▸ **Requirement**:
List, from the lines below, each one with "AASHTO" in it.

▸ **Input data**:
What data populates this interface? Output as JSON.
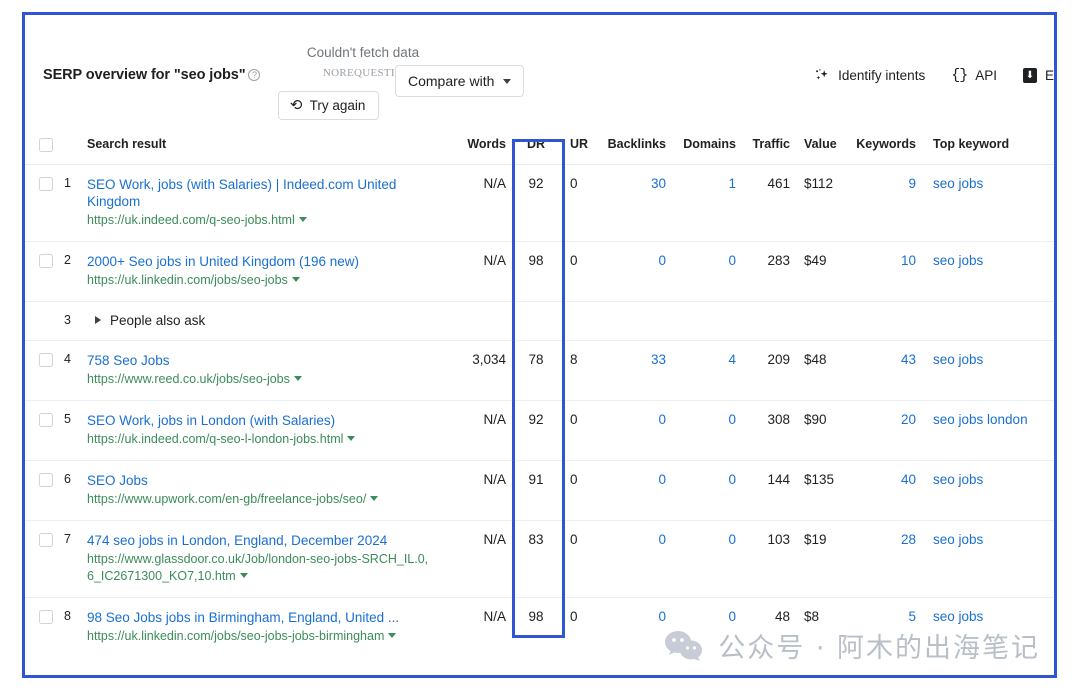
{
  "header": {
    "title": "SERP overview for \"seo jobs\"",
    "help_icon": "question-mark-icon",
    "fetch_error": "Couldn't fetch data",
    "request_id": "NOREQUESTID",
    "try_again_label": "Try again",
    "compare_with_label": "Compare with",
    "actions": [
      {
        "icon": "sparkle-icon",
        "label": "Identify intents"
      },
      {
        "icon": "code-braces-icon",
        "label": "API"
      },
      {
        "icon": "download-icon",
        "label": "E"
      }
    ]
  },
  "table": {
    "columns": {
      "search_result": "Search result",
      "words": "Words",
      "dr": "DR",
      "ur": "UR",
      "backlinks": "Backlinks",
      "domains": "Domains",
      "traffic": "Traffic",
      "value": "Value",
      "keywords": "Keywords",
      "top_keyword": "Top keyword"
    },
    "rows": [
      {
        "rank": "1",
        "type": "result",
        "title": "SEO Work, jobs (with Salaries) | Indeed.com United Kingdom",
        "url": "https://uk.indeed.com/q-seo-jobs.html",
        "words": "N/A",
        "dr": "92",
        "ur": "0",
        "backlinks": "30",
        "domains": "1",
        "traffic": "461",
        "value": "$112",
        "keywords": "9",
        "top_keyword": "seo jobs"
      },
      {
        "rank": "2",
        "type": "result",
        "title": "2000+ Seo jobs in United Kingdom (196 new)",
        "url": "https://uk.linkedin.com/jobs/seo-jobs",
        "words": "N/A",
        "dr": "98",
        "ur": "0",
        "backlinks": "0",
        "domains": "0",
        "traffic": "283",
        "value": "$49",
        "keywords": "10",
        "top_keyword": "seo jobs"
      },
      {
        "rank": "3",
        "type": "feature",
        "title": "People also ask"
      },
      {
        "rank": "4",
        "type": "result",
        "title": "758 Seo Jobs",
        "url": "https://www.reed.co.uk/jobs/seo-jobs",
        "words": "3,034",
        "dr": "78",
        "ur": "8",
        "backlinks": "33",
        "domains": "4",
        "traffic": "209",
        "value": "$48",
        "keywords": "43",
        "top_keyword": "seo jobs"
      },
      {
        "rank": "5",
        "type": "result",
        "title": "SEO Work, jobs in London (with Salaries)",
        "url": "https://uk.indeed.com/q-seo-l-london-jobs.html",
        "words": "N/A",
        "dr": "92",
        "ur": "0",
        "backlinks": "0",
        "domains": "0",
        "traffic": "308",
        "value": "$90",
        "keywords": "20",
        "top_keyword": "seo jobs london"
      },
      {
        "rank": "6",
        "type": "result",
        "title": "SEO Jobs",
        "url": "https://www.upwork.com/en-gb/freelance-jobs/seo/",
        "words": "N/A",
        "dr": "91",
        "ur": "0",
        "backlinks": "0",
        "domains": "0",
        "traffic": "144",
        "value": "$135",
        "keywords": "40",
        "top_keyword": "seo jobs"
      },
      {
        "rank": "7",
        "type": "result",
        "title": "474 seo jobs in London, England, December 2024",
        "url": "https://www.glassdoor.co.uk/Job/london-seo-jobs-SRCH_IL.0,6_IC2671300_KO7,10.htm",
        "words": "N/A",
        "dr": "83",
        "ur": "0",
        "backlinks": "0",
        "domains": "0",
        "traffic": "103",
        "value": "$19",
        "keywords": "28",
        "top_keyword": "seo jobs"
      },
      {
        "rank": "8",
        "type": "result",
        "title": "98 Seo Jobs jobs in Birmingham, England, United ...",
        "url": "https://uk.linkedin.com/jobs/seo-jobs-jobs-birmingham",
        "words": "N/A",
        "dr": "98",
        "ur": "0",
        "backlinks": "0",
        "domains": "0",
        "traffic": "48",
        "value": "$8",
        "keywords": "5",
        "top_keyword": "seo jobs"
      }
    ]
  },
  "annotations": {
    "frame_color": "#2f55d4",
    "dr_highlight_color": "#2f55d4"
  },
  "watermark": {
    "icon": "wechat-icon",
    "text": "公众号 · 阿木的出海笔记"
  }
}
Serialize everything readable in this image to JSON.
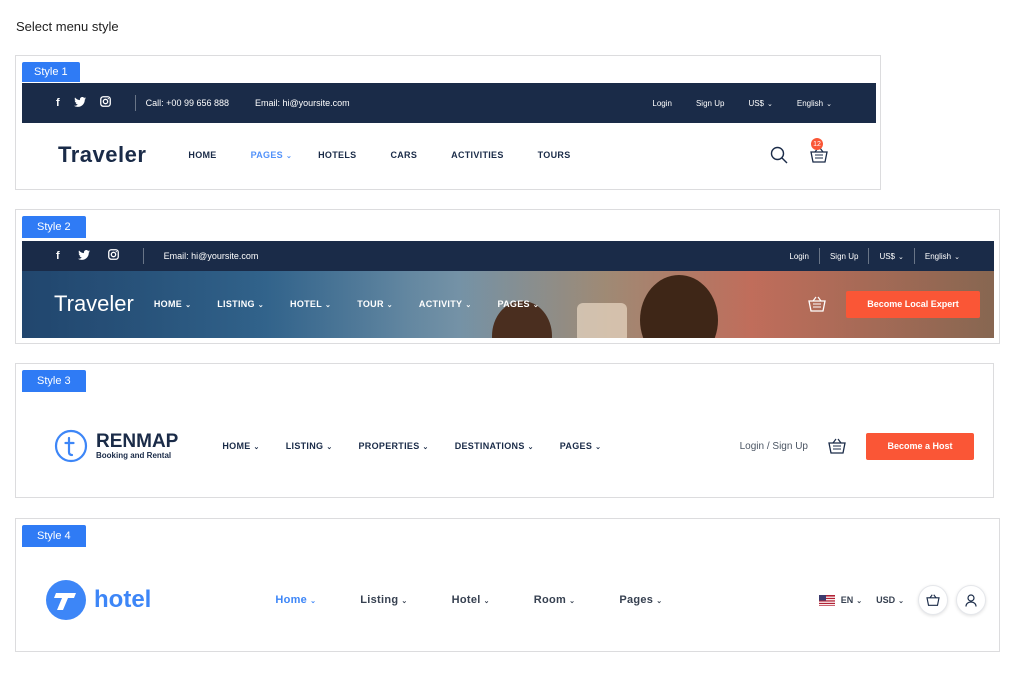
{
  "page_title": "Select menu style",
  "style1": {
    "tag": "Style 1",
    "call": "Call: +00 99 656 888",
    "email": "Email: hi@yoursite.com",
    "login": "Login",
    "signup": "Sign Up",
    "currency": "US$",
    "language": "English",
    "logo": "Traveler",
    "nav": [
      "HOME",
      "PAGES",
      "HOTELS",
      "CARS",
      "ACTIVITIES",
      "TOURS"
    ],
    "cart_count": "12"
  },
  "style2": {
    "tag": "Style 2",
    "email": "Email: hi@yoursite.com",
    "login": "Login",
    "signup": "Sign Up",
    "currency": "US$",
    "language": "English",
    "logo": "Traveler",
    "nav": [
      "HOME",
      "LISTING",
      "HOTEL",
      "TOUR",
      "ACTIVITY",
      "PAGES"
    ],
    "cta": "Become Local Expert"
  },
  "style3": {
    "tag": "Style 3",
    "logo": "RENMAP",
    "logo_sub": "Booking and Rental",
    "nav": [
      "HOME",
      "LISTING",
      "PROPERTIES",
      "DESTINATIONS",
      "PAGES"
    ],
    "auth": "Login / Sign Up",
    "cta": "Become a Host"
  },
  "style4": {
    "tag": "Style 4",
    "logo": "hotel",
    "nav": [
      "Home",
      "Listing",
      "Hotel",
      "Room",
      "Pages"
    ],
    "language": "EN",
    "currency": "USD"
  },
  "colors": {
    "accent": "#2f7bf5",
    "navy": "#1a2b48",
    "orange": "#fa5636",
    "active": "#5191fa"
  }
}
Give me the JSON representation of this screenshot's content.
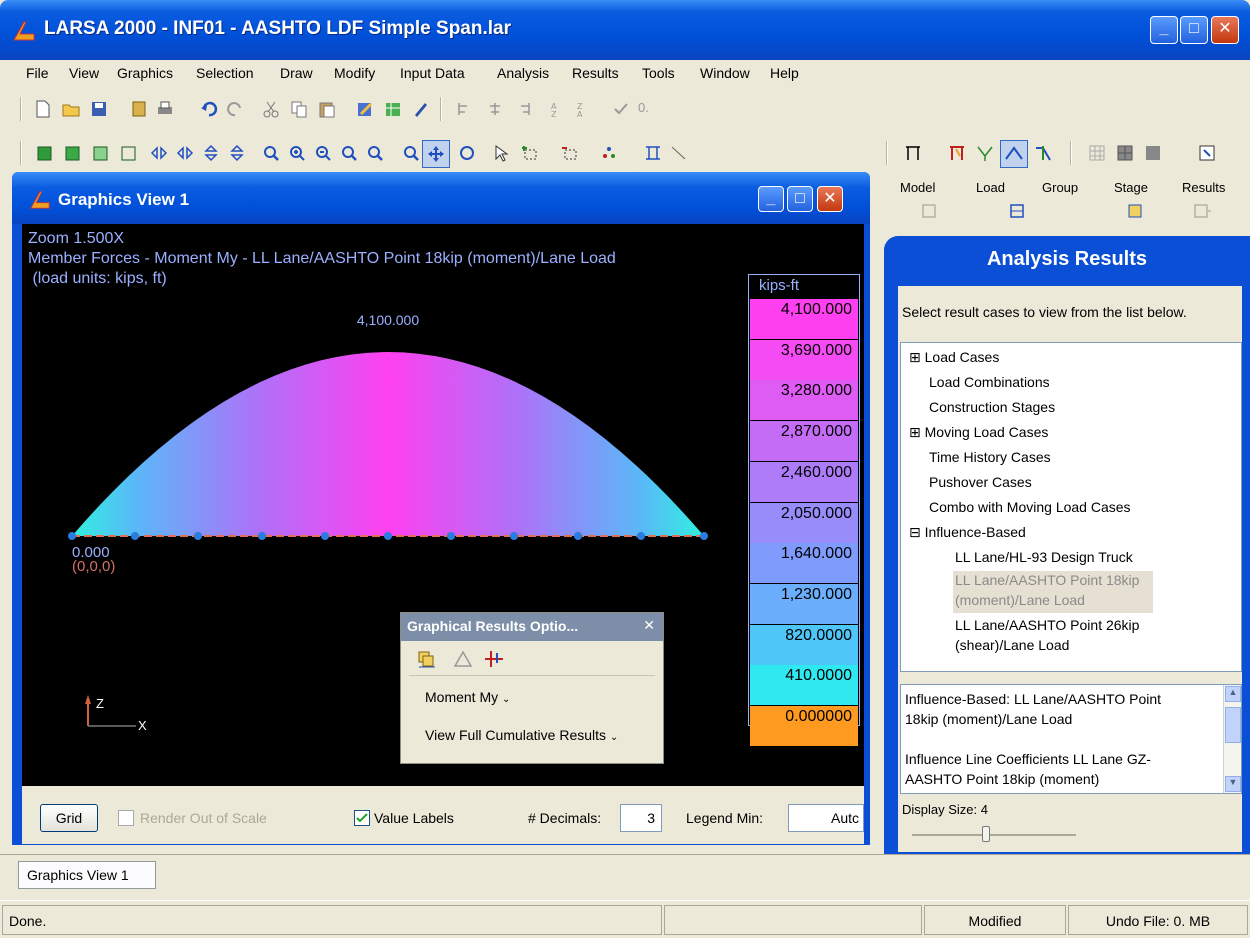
{
  "app": {
    "title": "LARSA 2000 - INF01 - AASHTO LDF Simple Span.lar",
    "window_buttons": [
      "_",
      "□",
      "✕"
    ]
  },
  "menu": [
    "File",
    "View",
    "Graphics",
    "Selection",
    "Draw",
    "Modify",
    "Input Data",
    "Analysis",
    "Results",
    "Tools",
    "Window",
    "Help"
  ],
  "toolbar1": {
    "sort_suffix": "0."
  },
  "graphics_view": {
    "title": "Graphics View 1",
    "zoom": "Zoom  1.500X",
    "caption1": "Member Forces - Moment My - LL Lane/AASHTO Point 18kip (moment)/Lane Load",
    "caption2": " (load units: kips, ft)",
    "peak_label": "4,100.000",
    "origin_value": "0.000",
    "origin_coord": "(0,0,0)",
    "axis_z": "Z",
    "axis_x": "X",
    "legend": {
      "unit": "kips-ft",
      "values": [
        "4,100.000",
        "3,690.000",
        "3,280.000",
        "2,870.000",
        "2,460.000",
        "2,050.000",
        "1,640.000",
        "1,230.000",
        "820.0000",
        "410.0000",
        "0.000000"
      ],
      "colors": [
        "#ff40f0",
        "#f44cf2",
        "#de5cf4",
        "#c56cf6",
        "#ae7cf8",
        "#988cfa",
        "#7f9cfc",
        "#6aaefc",
        "#4ec6f8",
        "#30e8f0",
        "#ff9a20"
      ]
    },
    "bottom": {
      "grid_button": "Grid",
      "render_out_of_scale": "Render Out of Scale",
      "value_labels": "Value Labels",
      "decimals_label": "# Decimals:",
      "decimals_value": "3",
      "legend_min_label": "Legend Min:",
      "legend_min_value": "Autc"
    }
  },
  "graphical_results_options": {
    "title": "Graphical Results Optio...",
    "close": "✕",
    "item1": "Moment My",
    "item2": "View Full Cumulative Results"
  },
  "right_tabs": [
    "Model",
    "Load",
    "Group",
    "Stage",
    "Results"
  ],
  "analysis_results": {
    "title": "Analysis Results",
    "description": "Select result cases to view from the list below.",
    "tree": [
      "⊞ Load Cases",
      "Load Combinations",
      "Construction Stages",
      "⊞ Moving Load Cases",
      "Time History Cases",
      "Pushover Cases",
      "Combo with Moving Load Cases",
      "⊟ Influence-Based",
      "LL Lane/HL-93 Design Truck",
      "LL Lane/AASHTO Point 18kip",
      "(moment)/Lane Load",
      "LL Lane/AASHTO Point 26kip",
      "(shear)/Lane Load"
    ],
    "info": {
      "line1": "Influence-Based: LL Lane/AASHTO Point",
      "line2": "18kip (moment)/Lane Load",
      "line3": "Influence Line Coefficients LL Lane GZ-",
      "line4": "AASHTO Point 18kip (moment)"
    },
    "display_size": "Display Size: 4"
  },
  "tabs": [
    "Graphics View 1"
  ],
  "status": {
    "left": "Done.",
    "modified": "Modified",
    "undo": "Undo File: 0. MB"
  }
}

▸ **Answer to the exercise**:
    "title": "LARSA 2000 - INF01 - AASHTO LDF Simple Span.lar",
    "caption1": "Member Forces - Moment My - LL Lane/AASHTO Point 18kip (moment)/Lane Load",
      "LL Lane/AASHTO Point 18kip",
      "LL Lane/AASHTO Point 26kip",
      "line1": "Influence-Based: LL Lane/AASHTO Point",
      "line4": "AASHTO Point 18kip (moment)"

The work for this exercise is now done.